Persian leopard as the biggest leopard in the world is in verge of extinction, so we want to conserve this flagship species and changing it's position in IUCN redlist
The Persian Leopard (Panthera pardus saxicolor) is among the largest leopard subspecies which is listed in the 2007 IUCN Red
List of Threatened Species as "Endangered". Its distribution area spreads across the remote high mountains of Iran, Afghanistan,
Turkmenistan, Azerbaijan, Georgia and Armenia which consist of diverse climates and landscapes. Total population size of this
subspecies does not exceed 1300 individuals (Khorozyan et al., 2005); most of the cats are found in Iran (550-850 animals) (Kiabi
et al., 2002). However, over the past 25 years in many areas of this vast range the leopard was exterminated and in the others its
numbers were significantly reduced. The drastic decline of population size has been a result of poaching, prey reduction and habitat
loss. Surprisingly, no direct actions focused on Persian leopard conservation have been carried out in Iran and the cat is on the
verge of extinction.
This project was initiated in June 2007 in Bamu National Park to protect leopards with the help of experienced conservationists and
local communities under financial support provided by individual donors.
Recently, we have launched intensive camera-trapping in the
defined sites, scat sampling for dietary and molecular analysis
and pilot awareness-raising campaigning in several villages
adjacent to the area. We anticipate that our project in Bamu
NP will serve a model for continuous on-the-ground
conservation throughout the leopard range in Iran.
The overall goals of the project are two: (1) Assess the status

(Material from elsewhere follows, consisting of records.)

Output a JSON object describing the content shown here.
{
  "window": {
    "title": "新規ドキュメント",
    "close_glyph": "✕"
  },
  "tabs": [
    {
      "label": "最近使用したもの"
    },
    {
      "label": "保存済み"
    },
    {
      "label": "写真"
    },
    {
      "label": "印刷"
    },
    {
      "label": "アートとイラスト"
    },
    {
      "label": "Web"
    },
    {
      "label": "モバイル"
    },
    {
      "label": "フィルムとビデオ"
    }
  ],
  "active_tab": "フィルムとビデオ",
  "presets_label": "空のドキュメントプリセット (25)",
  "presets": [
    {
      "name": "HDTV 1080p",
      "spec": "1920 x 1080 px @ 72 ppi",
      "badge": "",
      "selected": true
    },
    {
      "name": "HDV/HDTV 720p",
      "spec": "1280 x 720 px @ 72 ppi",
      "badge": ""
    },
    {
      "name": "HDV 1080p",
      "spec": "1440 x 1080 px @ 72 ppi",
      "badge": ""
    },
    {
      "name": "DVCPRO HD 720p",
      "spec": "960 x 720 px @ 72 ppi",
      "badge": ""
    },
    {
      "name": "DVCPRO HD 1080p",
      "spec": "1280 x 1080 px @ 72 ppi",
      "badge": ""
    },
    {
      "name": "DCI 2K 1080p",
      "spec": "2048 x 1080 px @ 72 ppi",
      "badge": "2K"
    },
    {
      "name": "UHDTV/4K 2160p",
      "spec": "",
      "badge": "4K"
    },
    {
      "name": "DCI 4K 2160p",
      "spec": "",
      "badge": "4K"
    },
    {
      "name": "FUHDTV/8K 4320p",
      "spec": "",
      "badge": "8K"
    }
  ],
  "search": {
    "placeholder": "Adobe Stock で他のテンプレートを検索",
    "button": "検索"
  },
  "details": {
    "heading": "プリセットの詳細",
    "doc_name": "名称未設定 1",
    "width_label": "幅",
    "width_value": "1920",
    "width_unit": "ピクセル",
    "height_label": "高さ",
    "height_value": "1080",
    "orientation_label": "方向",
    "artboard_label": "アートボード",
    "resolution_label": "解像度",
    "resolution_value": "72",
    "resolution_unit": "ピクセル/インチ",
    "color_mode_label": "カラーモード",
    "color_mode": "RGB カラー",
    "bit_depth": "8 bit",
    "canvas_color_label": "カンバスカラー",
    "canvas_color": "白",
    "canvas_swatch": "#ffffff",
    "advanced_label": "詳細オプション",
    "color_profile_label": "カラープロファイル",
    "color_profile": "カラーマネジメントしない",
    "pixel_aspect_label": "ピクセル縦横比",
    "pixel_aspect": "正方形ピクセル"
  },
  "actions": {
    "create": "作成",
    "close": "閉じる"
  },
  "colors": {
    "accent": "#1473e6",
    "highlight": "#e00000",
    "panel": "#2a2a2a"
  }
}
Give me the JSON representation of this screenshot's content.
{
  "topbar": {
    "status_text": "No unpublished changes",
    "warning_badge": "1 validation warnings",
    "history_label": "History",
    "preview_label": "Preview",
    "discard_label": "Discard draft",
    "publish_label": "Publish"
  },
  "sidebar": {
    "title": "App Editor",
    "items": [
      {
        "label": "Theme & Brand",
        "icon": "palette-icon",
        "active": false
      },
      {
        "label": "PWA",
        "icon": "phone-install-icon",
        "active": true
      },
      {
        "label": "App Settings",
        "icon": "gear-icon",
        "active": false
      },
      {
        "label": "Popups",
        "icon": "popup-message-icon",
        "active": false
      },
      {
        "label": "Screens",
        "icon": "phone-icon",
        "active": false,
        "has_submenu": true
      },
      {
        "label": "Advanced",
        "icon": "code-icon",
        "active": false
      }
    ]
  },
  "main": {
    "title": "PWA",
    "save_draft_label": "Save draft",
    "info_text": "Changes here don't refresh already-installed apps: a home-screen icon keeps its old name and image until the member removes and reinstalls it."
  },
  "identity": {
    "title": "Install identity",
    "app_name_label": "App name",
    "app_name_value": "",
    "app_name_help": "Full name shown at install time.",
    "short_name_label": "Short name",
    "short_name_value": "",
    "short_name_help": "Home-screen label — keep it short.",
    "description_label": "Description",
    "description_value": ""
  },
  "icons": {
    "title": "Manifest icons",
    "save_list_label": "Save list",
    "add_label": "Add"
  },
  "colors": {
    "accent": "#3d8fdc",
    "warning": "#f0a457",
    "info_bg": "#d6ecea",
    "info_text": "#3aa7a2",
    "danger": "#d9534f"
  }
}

and structure of the leopard population in Bamu NP; and (2)
Develop and launch the leopard conservation strategy in this
protected area. To accomplish these ambitious goals, we will
need to elaborate the action plan which would ensure the long-
term survival of local leopards on a basis of baseline
ecological data, involvement of local rural communities in
biodiversity-related issues and establishment of local trust for
1. Radio-tracking of Persian leopards in Bamu NP to study the habitat use patterns, home-range sizes and behaviour.